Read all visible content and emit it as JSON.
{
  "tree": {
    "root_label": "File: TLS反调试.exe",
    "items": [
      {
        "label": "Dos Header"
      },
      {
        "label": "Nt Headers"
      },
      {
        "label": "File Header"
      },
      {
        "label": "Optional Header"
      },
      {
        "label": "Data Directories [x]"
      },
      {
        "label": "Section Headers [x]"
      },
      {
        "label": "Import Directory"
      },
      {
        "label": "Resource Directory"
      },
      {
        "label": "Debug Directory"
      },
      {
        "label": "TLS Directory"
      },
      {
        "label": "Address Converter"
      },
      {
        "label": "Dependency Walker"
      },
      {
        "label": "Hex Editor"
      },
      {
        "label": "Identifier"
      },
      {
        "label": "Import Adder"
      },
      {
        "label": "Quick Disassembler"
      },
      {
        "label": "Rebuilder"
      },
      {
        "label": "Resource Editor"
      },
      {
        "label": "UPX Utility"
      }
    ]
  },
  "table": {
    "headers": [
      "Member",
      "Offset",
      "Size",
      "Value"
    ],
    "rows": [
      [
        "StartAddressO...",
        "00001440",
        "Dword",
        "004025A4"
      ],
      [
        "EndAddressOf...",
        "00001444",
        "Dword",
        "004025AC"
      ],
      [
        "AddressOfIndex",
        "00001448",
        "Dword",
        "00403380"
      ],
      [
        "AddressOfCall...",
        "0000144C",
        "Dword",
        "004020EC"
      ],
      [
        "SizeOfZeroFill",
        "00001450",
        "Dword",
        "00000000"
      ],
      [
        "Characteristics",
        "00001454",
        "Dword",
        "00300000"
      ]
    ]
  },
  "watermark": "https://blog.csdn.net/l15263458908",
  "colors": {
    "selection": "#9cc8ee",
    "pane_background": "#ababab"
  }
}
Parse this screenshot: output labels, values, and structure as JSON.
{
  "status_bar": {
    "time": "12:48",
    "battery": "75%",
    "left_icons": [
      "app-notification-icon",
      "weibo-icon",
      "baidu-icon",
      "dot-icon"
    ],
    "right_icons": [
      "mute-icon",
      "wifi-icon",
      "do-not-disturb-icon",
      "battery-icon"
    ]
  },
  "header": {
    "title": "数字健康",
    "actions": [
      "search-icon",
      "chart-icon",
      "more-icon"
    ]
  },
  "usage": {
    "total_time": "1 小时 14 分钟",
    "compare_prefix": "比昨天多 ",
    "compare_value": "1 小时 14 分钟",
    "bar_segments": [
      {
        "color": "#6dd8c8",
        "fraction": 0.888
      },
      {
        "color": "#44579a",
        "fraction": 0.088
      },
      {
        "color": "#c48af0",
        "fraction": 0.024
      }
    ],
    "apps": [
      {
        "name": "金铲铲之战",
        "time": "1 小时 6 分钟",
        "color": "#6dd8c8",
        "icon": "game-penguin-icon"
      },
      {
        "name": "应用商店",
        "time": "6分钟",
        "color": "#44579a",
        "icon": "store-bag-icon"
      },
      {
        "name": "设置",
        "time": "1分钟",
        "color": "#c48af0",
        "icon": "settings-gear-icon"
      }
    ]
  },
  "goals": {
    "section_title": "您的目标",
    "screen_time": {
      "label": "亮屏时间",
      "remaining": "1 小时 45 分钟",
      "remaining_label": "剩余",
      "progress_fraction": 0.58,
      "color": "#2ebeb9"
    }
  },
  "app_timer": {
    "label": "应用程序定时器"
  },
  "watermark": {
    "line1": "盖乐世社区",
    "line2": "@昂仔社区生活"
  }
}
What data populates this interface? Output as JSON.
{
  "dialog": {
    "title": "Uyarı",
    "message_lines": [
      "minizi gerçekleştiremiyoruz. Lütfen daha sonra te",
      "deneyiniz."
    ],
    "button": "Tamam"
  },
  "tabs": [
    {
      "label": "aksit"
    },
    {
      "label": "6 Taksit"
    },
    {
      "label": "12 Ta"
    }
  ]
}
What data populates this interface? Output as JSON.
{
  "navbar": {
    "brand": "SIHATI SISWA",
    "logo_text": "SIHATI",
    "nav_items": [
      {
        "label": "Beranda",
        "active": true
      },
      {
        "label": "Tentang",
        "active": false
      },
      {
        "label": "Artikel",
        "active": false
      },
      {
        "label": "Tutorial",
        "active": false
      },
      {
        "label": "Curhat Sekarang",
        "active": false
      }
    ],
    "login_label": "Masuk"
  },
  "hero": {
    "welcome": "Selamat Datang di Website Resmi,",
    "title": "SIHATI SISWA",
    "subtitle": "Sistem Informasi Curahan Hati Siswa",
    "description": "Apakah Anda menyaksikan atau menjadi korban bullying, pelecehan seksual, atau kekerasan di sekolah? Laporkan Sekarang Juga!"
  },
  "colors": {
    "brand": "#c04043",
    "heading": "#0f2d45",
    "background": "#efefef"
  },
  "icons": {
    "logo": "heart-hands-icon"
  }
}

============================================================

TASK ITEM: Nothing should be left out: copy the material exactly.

WRITTEN RESPONSE:
Read all visible content and emit it as JSON.
{
  "tree": {
    "root_label": "File: TLS反调试.exe",
    "items": [
      {
        "label": "Dos Header"
      },
      {
        "label": "Nt Headers"
      },
      {
        "label": "File Header"
      },
      {
        "label": "Optional Header"
      },
      {
        "label": "Data Directories [x]"
      },
      {
        "label": "Section Headers [x]"
      },
      {
        "label": "Import Directory"
      },
      {
        "label": "Resource Directory"
      },
      {
        "label": "Debug Directory"
      },
      {
        "label": "TLS Directory"
      },
      {
        "label": "Address Converter"
      },
      {
        "label": "Dependency Walker"
      },
      {
        "label": "Hex Editor"
      },
      {
        "label": "Identifier"
      },
      {
        "label": "Import Adder"
      },
      {
        "label": "Quick Disassembler"
      },
      {
        "label": "Rebuilder"
      },
      {
        "label": "Resource Editor"
      },
      {
        "label": "UPX Utility"
      }
    ]
  },
  "table": {
    "headers": [
      "Member",
      "Offset",
      "Size",
      "Value"
    ],
    "rows": [
      [
        "StartAddressO...",
        "00001440",
        "Dword",
        "004025A4"
      ],
      [
        "EndAddressOf...",
        "00001444",
        "Dword",
        "004025AC"
      ],
      [
        "AddressOfIndex",
        "00001448",
        "Dword",
        "00403380"
      ],
      [
        "AddressOfCall...",
        "0000144C",
        "Dword",
        "004020EC"
      ],
      [
        "SizeOfZeroFill",
        "00001450",
        "Dword",
        "00000000"
      ],
      [
        "Characteristics",
        "00001454",
        "Dword",
        "00300000"
      ]
    ]
  },
  "watermark": "https://blog.csdn.net/l15263458908",
  "colors": {
    "selection": "#9cc8ee",
    "pane_background": "#ababab"
  }
}
Parse this screenshot: output labels, values, and structure as JSON.
{
  "status_bar": {
    "time": "12:48",
    "battery": "75%",
    "left_icons": [
      "app-notification-icon",
      "weibo-icon",
      "baidu-icon",
      "dot-icon"
    ],
    "right_icons": [
      "mute-icon",
      "wifi-icon",
      "do-not-disturb-icon",
      "battery-icon"
    ]
  },
  "header": {
    "title": "数字健康",
    "actions": [
      "search-icon",
      "chart-icon",
      "more-icon"
    ]
  },
  "usage": {
    "total_time": "1 小时 14 分钟",
    "compare_prefix": "比昨天多 ",
    "compare_value": "1 小时 14 分钟",
    "bar_segments": [
      {
        "color": "#6dd8c8",
        "fraction": 0.888
      },
      {
        "color": "#44579a",
        "fraction": 0.088
      },
      {
        "color": "#c48af0",
        "fraction": 0.024
      }
    ],
    "apps": [
      {
        "name": "金铲铲之战",
        "time": "1 小时 6 分钟",
        "color": "#6dd8c8",
        "icon": "game-penguin-icon"
      },
      {
        "name": "应用商店",
        "time": "6分钟",
        "color": "#44579a",
        "icon": "store-bag-icon"
      },
      {
        "name": "设置",
        "time": "1分钟",
        "color": "#c48af0",
        "icon": "settings-gear-icon"
      }
    ]
  },
  "goals": {
    "section_title": "您的目标",
    "screen_time": {
      "label": "亮屏时间",
      "remaining": "1 小时 45 分钟",
      "remaining_label": "剩余",
      "progress_fraction": 0.58,
      "color": "#2ebeb9"
    }
  },
  "app_timer": {
    "label": "应用程序定时器"
  },
  "watermark": {
    "line1": "盖乐世社区",
    "line2": "@昂仔社区生活"
  }
}
What data populates this interface? Output as JSON.
{
  "dialog": {
    "title": "Uyarı",
    "message_lines": [
      "minizi gerçekleştiremiyoruz. Lütfen daha sonra te",
      "deneyiniz."
    ],
    "button": "Tamam"
  },
  "tabs": [
    {
      "label": "aksit"
    },
    {
      "label": "6 Taksit"
    },
    {
      "label": "12 Ta"
    }
  ]
}
What data populates this interface? Output as JSON.
{
  "navbar": {
    "brand": "SIHATI SISWA",
    "logo_text": "SIHATI",
    "nav_items": [
      {
        "label": "Beranda",
        "active": true
      },
      {
        "label": "Tentang",
        "active": false
      },
      {
        "label": "Artikel",
        "active": false
      },
      {
        "label": "Tutorial",
        "active": false
      },
      {
        "label": "Curhat Sekarang",
        "active": false
      }
    ],
    "login_label": "Masuk"
  },
  "hero": {
    "welcome": "Selamat Datang di Website Resmi,",
    "title": "SIHATI SISWA",
    "subtitle": "Sistem Informasi Curahan Hati Siswa",
    "description": "Apakah Anda menyaksikan atau menjadi korban bullying, pelecehan seksual, atau kekerasan di sekolah? Laporkan Sekarang Juga!"
  },
  "colors": {
    "brand": "#c04043",
    "heading": "#0f2d45",
    "background": "#efefef"
  },
  "icons": {
    "logo": "heart-hands-icon"
  }
}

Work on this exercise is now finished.